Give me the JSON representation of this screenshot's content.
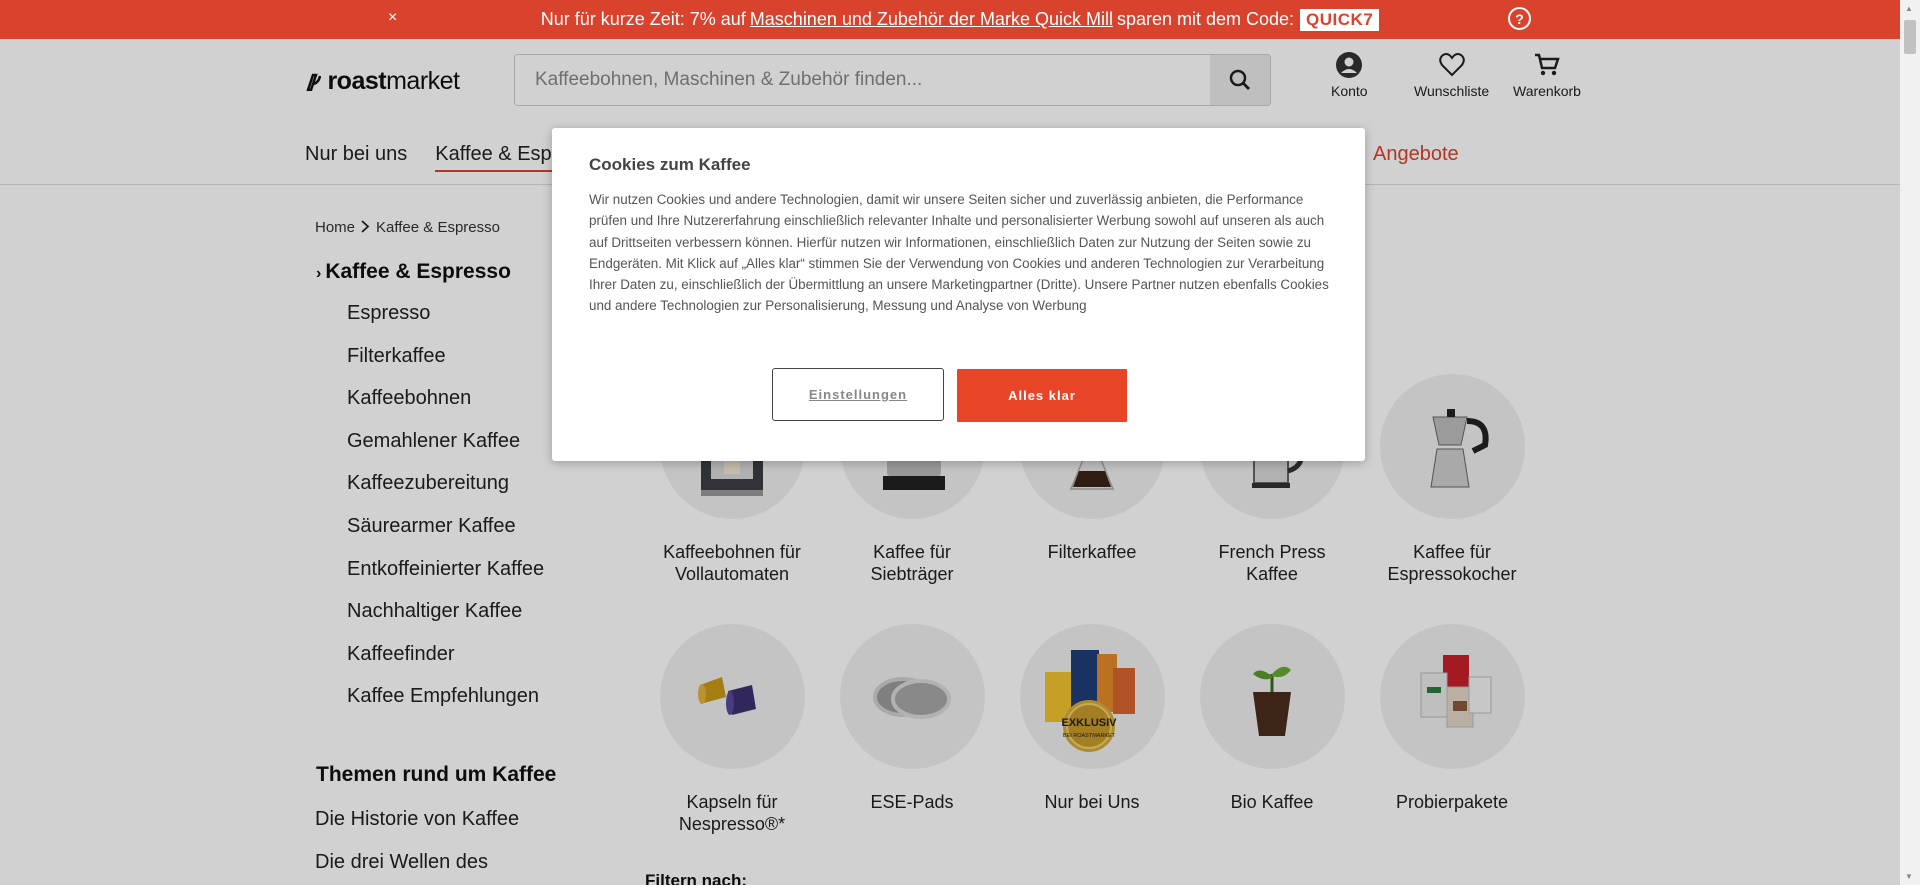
{
  "promo": {
    "close": "×",
    "text_before": "Nur für kurze Zeit: 7% auf",
    "link": "Maschinen und Zubehör der Marke Quick Mill",
    "text_after": "sparen mit dem Code:",
    "code": "QUICK7",
    "help": "?"
  },
  "header": {
    "logo_bold": "roast",
    "logo_rest": "market",
    "search_placeholder": "Kaffeebohnen, Maschinen & Zubehör finden...",
    "account": "Konto",
    "wishlist": "Wunschliste",
    "cart": "Warenkorb"
  },
  "nav": {
    "items": [
      "Nur bei uns",
      "Kaffee & Espresso"
    ],
    "offers": "Angebote"
  },
  "breadcrumb": {
    "home": "Home",
    "current": "Kaffee & Espresso"
  },
  "sidebar": {
    "heading": "Kaffee & Espresso",
    "items": [
      "Espresso",
      "Filterkaffee",
      "Kaffeebohnen",
      "Gemahlener Kaffee",
      "Kaffeezubereitung",
      "Säurearmer Kaffee",
      "Entkoffeinierter Kaffee",
      "Nachhaltiger Kaffee",
      "Kaffeefinder",
      "Kaffee Empfehlungen"
    ],
    "topics_heading": "Themen rund um Kaffee",
    "topics": [
      "Die Historie von Kaffee",
      "Die drei Wellen des"
    ]
  },
  "categories": [
    {
      "line1": "Kaffeebohnen für",
      "line2": "Vollautomaten",
      "icon": "espresso-machine-icon"
    },
    {
      "line1": "Kaffee für",
      "line2": "Siebträger",
      "icon": "portafilter-machine-icon"
    },
    {
      "line1": "Filterkaffee",
      "line2": "",
      "icon": "chemex-icon"
    },
    {
      "line1": "French Press",
      "line2": "Kaffee",
      "icon": "french-press-icon"
    },
    {
      "line1": "Kaffee für",
      "line2": "Espressokocher",
      "icon": "moka-pot-icon"
    },
    {
      "line1": "Kapseln für",
      "line2": "Nespresso®*",
      "icon": "capsule-icon"
    },
    {
      "line1": "ESE-Pads",
      "line2": "",
      "icon": "pads-icon"
    },
    {
      "line1": "Nur bei Uns",
      "line2": "",
      "icon": "exclusive-bags-icon",
      "badge_line1": "EXKLUSIV",
      "badge_line2": "BEI ROASTMARKET"
    },
    {
      "line1": "Bio Kaffee",
      "line2": "",
      "icon": "plant-icon"
    },
    {
      "line1": "Probierpakete",
      "line2": "",
      "icon": "sample-pack-icon"
    }
  ],
  "filter_label": "Filtern nach:",
  "cookie": {
    "title": "Cookies zum Kaffee",
    "body": "Wir nutzen Cookies und andere Technologien, damit wir unsere Seiten sicher und zuverlässig anbieten, die Performance prüfen und Ihre Nutzererfahrung einschließlich relevanter Inhalte und personalisierter Werbung sowohl auf unseren als auch auf Drittseiten verbessern können. Hierfür nutzen wir Informationen, einschließlich Daten zur Nutzung der Seiten sowie zu Endgeräten. Mit Klick auf „Alles klar“ stimmen Sie der Verwendung von Cookies und anderen Technologien zur Verarbeitung Ihrer Daten zu, einschließlich der Übermittlung an unsere Marketingpartner (Dritte). Unsere Partner nutzen ebenfalls Cookies und andere Technologien zur Personalisierung, Messung und Analyse von Werbung",
    "settings": "Einstellungen",
    "accept": "Alles klar"
  },
  "colors": {
    "accent": "#d9432d",
    "accept_button": "#e84428"
  }
}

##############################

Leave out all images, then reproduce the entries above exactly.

Give me the JSON representation of this screenshot's content.
{
  "promo": {
    "close": "×",
    "text_before": "Nur für kurze Zeit: 7% auf",
    "link": "Maschinen und Zubehör der Marke Quick Mill",
    "text_after": "sparen mit dem Code:",
    "code": "QUICK7",
    "help": "?"
  },
  "header": {
    "logo_bold": "roast",
    "logo_rest": "market",
    "search_placeholder": "Kaffeebohnen, Maschinen & Zubehör finden...",
    "account": "Konto",
    "wishlist": "Wunschliste",
    "cart": "Warenkorb"
  },
  "nav": {
    "items": [
      "Nur bei uns",
      "Kaffee & Espresso"
    ],
    "offers": "Angebote"
  },
  "breadcrumb": {
    "home": "Home",
    "current": "Kaffee & Espresso"
  },
  "sidebar": {
    "heading": "Kaffee & Espresso",
    "items": [
      "Espresso",
      "Filterkaffee",
      "Kaffeebohnen",
      "Gemahlener Kaffee",
      "Kaffeezubereitung",
      "Säurearmer Kaffee",
      "Entkoffeinierter Kaffee",
      "Nachhaltiger Kaffee",
      "Kaffeefinder",
      "Kaffee Empfehlungen"
    ],
    "topics_heading": "Themen rund um Kaffee",
    "topics": [
      "Die Historie von Kaffee",
      "Die drei Wellen des"
    ]
  },
  "categories": [
    {
      "line1": "Kaffeebohnen für",
      "line2": "Vollautomaten",
      "icon": "espresso-machine-icon"
    },
    {
      "line1": "Kaffee für",
      "line2": "Siebträger",
      "icon": "portafilter-machine-icon"
    },
    {
      "line1": "Filterkaffee",
      "line2": "",
      "icon": "chemex-icon"
    },
    {
      "line1": "French Press",
      "line2": "Kaffee",
      "icon": "french-press-icon"
    },
    {
      "line1": "Kaffee für",
      "line2": "Espressokocher",
      "icon": "moka-pot-icon"
    },
    {
      "line1": "Kapseln für",
      "line2": "Nespresso®*",
      "icon": "capsule-icon"
    },
    {
      "line1": "ESE-Pads",
      "line2": "",
      "icon": "pads-icon"
    },
    {
      "line1": "Nur bei Uns",
      "line2": "",
      "icon": "exclusive-bags-icon",
      "badge_line1": "EXKLUSIV",
      "badge_line2": "BEI ROASTMARKET"
    },
    {
      "line1": "Bio Kaffee",
      "line2": "",
      "icon": "plant-icon"
    },
    {
      "line1": "Probierpakete",
      "line2": "",
      "icon": "sample-pack-icon"
    }
  ],
  "filter_label": "Filtern nach:",
  "cookie": {
    "title": "Cookies zum Kaffee",
    "body": "Wir nutzen Cookies und andere Technologien, damit wir unsere Seiten sicher und zuverlässig anbieten, die Performance prüfen und Ihre Nutzererfahrung einschließlich relevanter Inhalte und personalisierter Werbung sowohl auf unseren als auch auf Drittseiten verbessern können. Hierfür nutzen wir Informationen, einschließlich Daten zur Nutzung der Seiten sowie zu Endgeräten. Mit Klick auf „Alles klar“ stimmen Sie der Verwendung von Cookies und anderen Technologien zur Verarbeitung Ihrer Daten zu, einschließlich der Übermittlung an unsere Marketingpartner (Dritte). Unsere Partner nutzen ebenfalls Cookies und andere Technologien zur Personalisierung, Messung und Analyse von Werbung",
    "settings": "Einstellungen",
    "accept": "Alles klar"
  },
  "colors": {
    "accent": "#d9432d",
    "accept_button": "#e84428"
  }
}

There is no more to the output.